Exercise prompt:
Retype the entries below word for word, leaving out every picture.

(Records supplied)

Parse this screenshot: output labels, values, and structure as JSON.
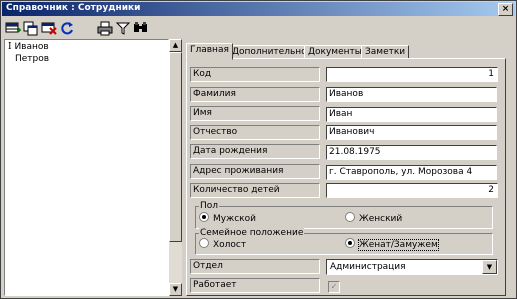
{
  "window": {
    "title": "Справочник : Сотрудники",
    "close_glyph": "×"
  },
  "toolbar": {
    "icons": [
      "add-record-icon",
      "copy-record-icon",
      "delete-record-icon",
      "refresh-icon",
      "print-icon",
      "filter-icon",
      "find-icon"
    ]
  },
  "list": {
    "items": [
      {
        "label": "Иванов",
        "selected": true
      },
      {
        "label": "Петров",
        "selected": false
      }
    ],
    "scroll_up": "▲",
    "scroll_down": "▼"
  },
  "tabs": [
    {
      "label": "Главная",
      "active": true
    },
    {
      "label": "Дополнительно",
      "active": false
    },
    {
      "label": "Документы",
      "active": false
    },
    {
      "label": "Заметки",
      "active": false
    }
  ],
  "fields": {
    "code": {
      "label": "Код",
      "value": "1"
    },
    "surname": {
      "label": "Фамилия",
      "value": "Иванов"
    },
    "name": {
      "label": "Имя",
      "value": "Иван"
    },
    "patronym": {
      "label": "Отчество",
      "value": "Иванович"
    },
    "birthdate": {
      "label": "Дата рождения",
      "value": "21.08.1975"
    },
    "address": {
      "label": "Адрес проживания",
      "value": "г. Ставрополь, ул. Морозова 4"
    },
    "children": {
      "label": "Количество детей",
      "value": "2"
    },
    "department": {
      "label": "Отдел",
      "value": "Администрация",
      "dropdown_glyph": "▼"
    },
    "working": {
      "label": "Работает",
      "checked": true,
      "check_glyph": "✓"
    }
  },
  "gender": {
    "title": "Пол",
    "options": [
      {
        "label": "Мужской",
        "selected": true
      },
      {
        "label": "Женский",
        "selected": false
      }
    ]
  },
  "marital": {
    "title": "Семейное положение",
    "options": [
      {
        "label": "Холост",
        "selected": false
      },
      {
        "label": "Женат/Замужем",
        "selected": true
      }
    ]
  }
}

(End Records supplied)

Output:
Parse this screenshot: output labels, values, and structure as JSON.
{
  "window": {
    "title": "Справочник : Сотрудники",
    "close_glyph": "×"
  },
  "toolbar": {
    "icons": [
      "add-record-icon",
      "copy-record-icon",
      "delete-record-icon",
      "refresh-icon",
      "print-icon",
      "filter-icon",
      "find-icon"
    ]
  },
  "list": {
    "items": [
      {
        "label": "Иванов",
        "selected": true
      },
      {
        "label": "Петров",
        "selected": false
      }
    ],
    "scroll_up": "▲",
    "scroll_down": "▼"
  },
  "tabs": [
    {
      "label": "Главная",
      "active": true
    },
    {
      "label": "Дополнительно",
      "active": false
    },
    {
      "label": "Документы",
      "active": false
    },
    {
      "label": "Заметки",
      "active": false
    }
  ],
  "fields": {
    "code": {
      "label": "Код",
      "value": "1"
    },
    "surname": {
      "label": "Фамилия",
      "value": "Иванов"
    },
    "name": {
      "label": "Имя",
      "value": "Иван"
    },
    "patronym": {
      "label": "Отчество",
      "value": "Иванович"
    },
    "birthdate": {
      "label": "Дата рождения",
      "value": "21.08.1975"
    },
    "address": {
      "label": "Адрес проживания",
      "value": "г. Ставрополь, ул. Морозова 4"
    },
    "children": {
      "label": "Количество детей",
      "value": "2"
    },
    "department": {
      "label": "Отдел",
      "value": "Администрация",
      "dropdown_glyph": "▼"
    },
    "working": {
      "label": "Работает",
      "checked": true,
      "check_glyph": "✓"
    }
  },
  "gender": {
    "title": "Пол",
    "options": [
      {
        "label": "Мужской",
        "selected": true
      },
      {
        "label": "Женский",
        "selected": false
      }
    ]
  },
  "marital": {
    "title": "Семейное положение",
    "options": [
      {
        "label": "Холост",
        "selected": false
      },
      {
        "label": "Женат/Замужем",
        "selected": true
      }
    ]
  }
}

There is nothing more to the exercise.